ROBERT FROST: POET OF SNOW. I've not yet found a poet who so enjoys the snow as Robert Frost (hey, it's even in his name). My mom recently gave me an old copy of The Poetry of Robert Frost and I've been plundering it for snow poems.
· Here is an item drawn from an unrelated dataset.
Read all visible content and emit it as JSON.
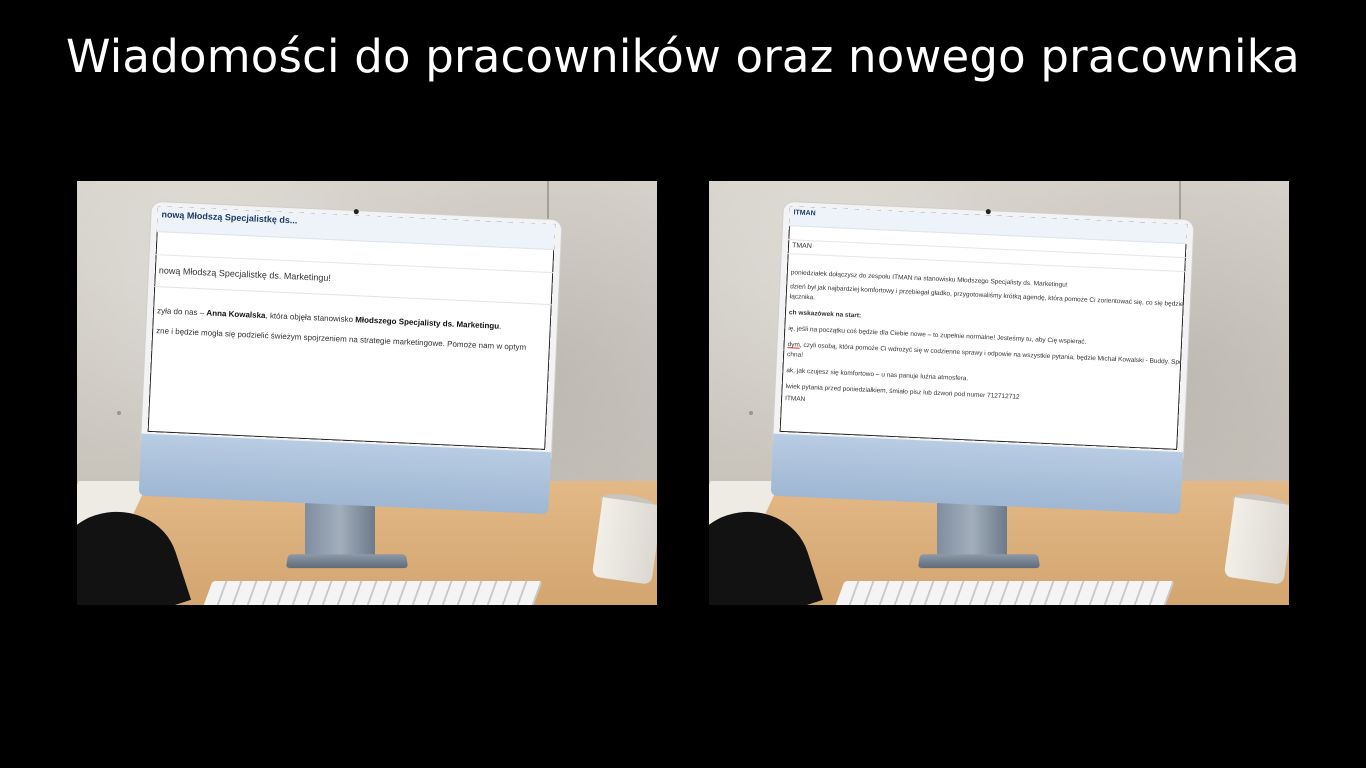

Here's one from a 1914 collection called "North of Boston":
I had for my winter evening walk--
No one at all with whom to talk,
But I had the cottages in a row
Up to their shining eyes in snow.
And I thought I had the folk within:
I had the sound of a violin;
I had a glimpse through curtain laces
Of youthful forms and youthful faces.
I had such company outward bound.
I went till there were no cottages found.
I turned and repented, but coming back
I saw no window but that was black.
Over the snow my creaking feet
Disturbed the slumbering village street
Like profanation, by your leave,
At ten o'clock of a winter eve.